Read Bishop DiMarzio’s open letter to the faithful of the Diocese of Brooklyn regarding the allegations put forth by the New York Daily News and New York State Assembly Member Margaret Markey, which the Bishop posted on his Facebook page:
Dear Brothers and Sisters in Christ,
The New York Daily News has published an article in today’s paper claiming that I attempted to bribe an elected official several years ago in order to advance the political agenda of the Catholic Church.
I want you to know that this very serious accusation against me is patently false.
This is the latest and perhaps most offensive in a series of irresponsible and inaccurate reports published by the Daily News.
Assembly Member Marge Markey told the Daily News that in a meeting in 2010 I offered her $5,000 to drop her push to reform New York State’s statute of limitations for crimes of sexual abuse against minors. The meeting Ms. Markey is referring to actually took place in 2007. It took place at our former Chancery located at 75 Greene Avenue, not Bishop Ford High School as she claimed. Present in that meeting was myself, Assembly Member Markey, Monsignor Kieran Harrington, Assembly Member Joseph Lentol, Assembly Member Vito Lopez, Richard Barnes who is executive director of the NYS Catholic Conference, and Sister Ellen Patricia Finn, O.P., who at the time was the Victim’s Assistance Coordinator for the Diocese of Brooklyn.
The meeting was arranged to discuss policy implications of Ms. Markey’s proposed legislation. Immediately following this broader meeting, I met separately with Assembly Member Markey and Sister Ellen Patricia to discuss a matter deeply personal to Ms. Markey. In that meeting I spoke of the counseling services and support the Church offers to victims of abuse without any conditions. There was absolutely no offer of money nor a quid pro quo. While the Daily News failed its ethical responsibility to contact Sister Ellen Patricia and to otherwise fact-check this story before printing it, Sister Ellen Patricia provided our diocesan lawyer with a statement. Her recollection supports my memory.
Sister Ellen Patricia is no longer employed by the Diocese of Brooklyn, nor under the authority of the Bishop. She is a dedicated victim’s advocate. She has no reason to support my story other than a commitment to the truth. Sister Ellen Patricia, the only other person present in that meeting nine years ago, remembers the conversation just as I do; there was absolutely no offer of money made.
The Daily News chose to put one person’s unsubstantiated accusation on its front page, placing the sale of newspapers, and the political agenda of its editors above journalistic integrity. In doing so they have impugned my character and slandered my name as Bishop of the Diocese of Brooklyn.
I have written a letter to Ms. Markey demanding a retraction of her false and defamatory charge of bribery.
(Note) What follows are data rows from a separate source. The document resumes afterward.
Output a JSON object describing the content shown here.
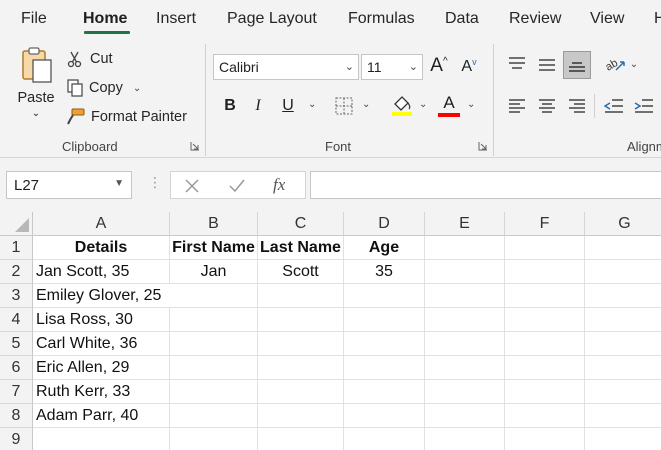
{
  "menu": {
    "tabs": [
      "File",
      "Home",
      "Insert",
      "Page Layout",
      "Formulas",
      "Data",
      "Review",
      "View",
      "H"
    ]
  },
  "clipboard": {
    "paste_label": "Paste",
    "cut_label": "Cut",
    "copy_label": "Copy",
    "format_painter_label": "Format Painter",
    "group_label": "Clipboard"
  },
  "font": {
    "font_name": "Calibri",
    "font_size": "11",
    "group_label": "Font",
    "bold_label": "B",
    "italic_label": "I",
    "underline_label": "U",
    "grow_label": "A",
    "shrink_label": "A",
    "font_color_label": "A",
    "highlight_color": "#ffff00",
    "font_color": "#ff0000"
  },
  "alignment": {
    "group_label": "Alignm"
  },
  "formula_bar": {
    "name_box": "L27",
    "fx_label": "fx",
    "formula": ""
  },
  "sheet": {
    "columns": [
      "A",
      "B",
      "C",
      "D",
      "E",
      "F",
      "G"
    ],
    "rows": [
      "1",
      "2",
      "3",
      "4",
      "5",
      "6",
      "7",
      "8",
      "9"
    ],
    "cells": {
      "A1": "Details",
      "B1": "First Name",
      "C1": "Last Name",
      "D1": "Age",
      "A2": "Jan Scott, 35",
      "B2": "Jan",
      "C2": "Scott",
      "D2": "35",
      "A3": "Emiley Glover, 25",
      "A4": "Lisa Ross, 30",
      "A5": "Carl White, 36",
      "A6": "Eric Allen, 29",
      "A7": "Ruth Kerr, 33",
      "A8": "Adam Parr, 40"
    }
  },
  "colors": {
    "accent": "#217346",
    "ribbon_bg": "#f3f3f3"
  }
}
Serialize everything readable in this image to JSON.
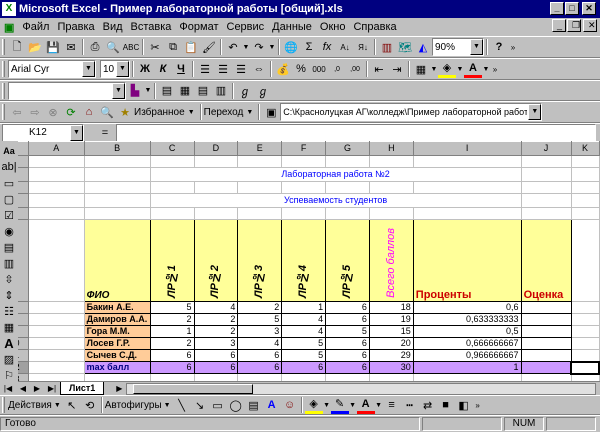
{
  "window": {
    "title": "Microsoft Excel - Пример лабораторной работы [общий].xls"
  },
  "menu": [
    "Файл",
    "Правка",
    "Вид",
    "Вставка",
    "Формат",
    "Сервис",
    "Данные",
    "Окно",
    "Справка"
  ],
  "toolbar": {
    "zoom": "90%",
    "font": "Arial Cyr",
    "size": "10"
  },
  "webbar": {
    "favorites": "Избранное",
    "go": "Переход",
    "path": "C:\\Краснолуцкая АГ\\колледж\\Пример лабораторной работы ("
  },
  "formula": {
    "cell_ref": "K12",
    "eq": "=",
    "content": ""
  },
  "columns": [
    "A",
    "B",
    "C",
    "D",
    "E",
    "F",
    "G",
    "H",
    "I",
    "J",
    "K"
  ],
  "rows": [
    "1",
    "2",
    "3",
    "4",
    "5",
    "6",
    "7",
    "8",
    "9",
    "10",
    "11",
    "12",
    "13",
    "14"
  ],
  "sheet": {
    "title1": "Лабораторная работа №2",
    "title2": "Успеваемость студентов",
    "headers": {
      "fio": "ФИО",
      "lr1": "ЛР№1",
      "lr2": "ЛР№2",
      "lr3": "ЛР№3",
      "lr4": "ЛР№4",
      "lr5": "ЛР№5",
      "total": "Всего баллов",
      "percent": "Проценты",
      "grade": "Оценка"
    },
    "students": [
      {
        "name": "Бакин А.Е.",
        "lr1": "5",
        "lr2": "4",
        "lr3": "2",
        "lr4": "1",
        "lr5": "6",
        "total": "18",
        "percent": "0,6"
      },
      {
        "name": "Дамиров А.А.",
        "lr1": "2",
        "lr2": "2",
        "lr3": "5",
        "lr4": "4",
        "lr5": "6",
        "total": "19",
        "percent": "0,633333333"
      },
      {
        "name": "Гора М.М.",
        "lr1": "1",
        "lr2": "2",
        "lr3": "3",
        "lr4": "4",
        "lr5": "5",
        "total": "15",
        "percent": "0,5"
      },
      {
        "name": "Лосев Г.Р.",
        "lr1": "2",
        "lr2": "3",
        "lr3": "4",
        "lr4": "5",
        "lr5": "6",
        "total": "20",
        "percent": "0,666666667"
      },
      {
        "name": "Сычев С.Д.",
        "lr1": "6",
        "lr2": "6",
        "lr3": "6",
        "lr4": "5",
        "lr5": "6",
        "total": "29",
        "percent": "0,966666667"
      }
    ],
    "max": {
      "name": "max балл",
      "lr1": "6",
      "lr2": "6",
      "lr3": "6",
      "lr4": "6",
      "lr5": "6",
      "total": "30",
      "percent": "1"
    }
  },
  "tabs": {
    "active": "Лист1"
  },
  "drawbar": {
    "actions": "Действия",
    "autoshapes": "Автофигуры"
  },
  "status": {
    "ready": "Готово",
    "num": "NUM"
  },
  "colors": {
    "titlebar": "#000080",
    "header_fill": "#ffff99",
    "name_fill": "#ffcc99",
    "max_fill": "#cc99ff",
    "title_text": "#0000ff",
    "header_text": "#ff00ff",
    "red_header": "#cc0000"
  }
}
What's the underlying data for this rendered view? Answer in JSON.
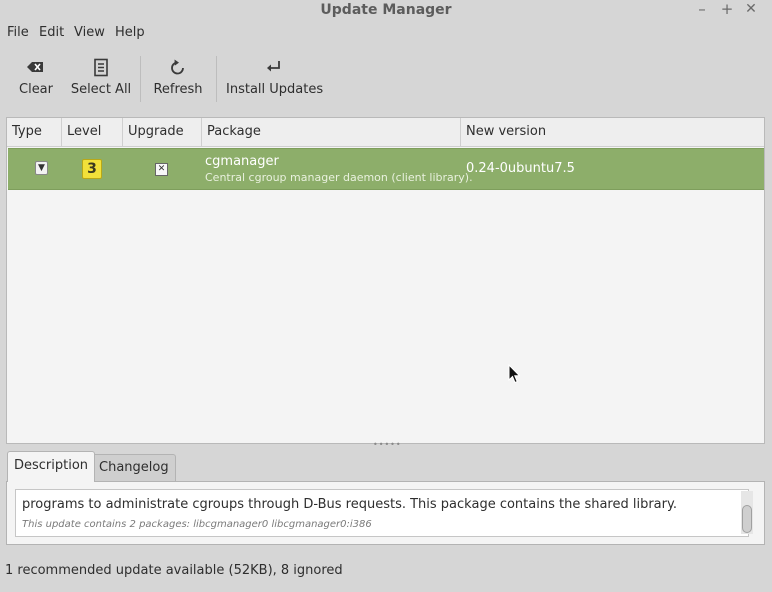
{
  "window": {
    "title": "Update Manager",
    "min": "–",
    "max": "+",
    "close": "✕"
  },
  "menu": [
    "File",
    "Edit",
    "View",
    "Help"
  ],
  "toolbar": {
    "clear": {
      "label": "Clear",
      "icon": "backspace-icon"
    },
    "select_all": {
      "label": "Select All",
      "icon": "select-all-icon"
    },
    "refresh": {
      "label": "Refresh",
      "icon": "refresh-icon"
    },
    "install": {
      "label": "Install Updates",
      "icon": "install-icon"
    }
  },
  "table": {
    "columns": [
      "Type",
      "Level",
      "Upgrade",
      "Package",
      "New version"
    ],
    "rows": [
      {
        "type_icon": "package-update-icon",
        "level": "3",
        "upgrade_checked": true,
        "package": "cgmanager",
        "description": "Central cgroup manager daemon (client library).",
        "new_version": "0.24-0ubuntu7.5",
        "selected": true
      }
    ]
  },
  "tabs": {
    "description": "Description",
    "changelog": "Changelog"
  },
  "details": {
    "text": "programs to administrate cgroups through D-Bus requests. This package contains the shared library.",
    "info": "This update contains 2 packages:  libcgmanager0 libcgmanager0:i386"
  },
  "status": "1 recommended update available (52KB), 8 ignored",
  "colors": {
    "selected_row": "#8dae6a",
    "level_3": "#f2e13a"
  }
}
Ironically, by turning a conversation from 9 years ago into front page “news,” the New York Daily News demonstrates why statutes of limitations exist in our justice system. Memories fade, witnesses die, and evidence gets lost.
As Bishop of the Diocese, I take these matters very seriously. My concern is for the souls of those who have suffered from abuse. Without any condition, counseling and support services are offered. I would never refuse to meet with anyone who comes forward with an allegation of abuse, if they wish to meet with me, along with the Victim’s Assistance Coordinator.
I am asking for your prayers for our Diocese and for me during this challenging time, as I remember you in mine.
Sincerely in Christ,
Most Reverend Nicholas DiMarzio, Ph.D., D.D.
Bishop of Brooklyn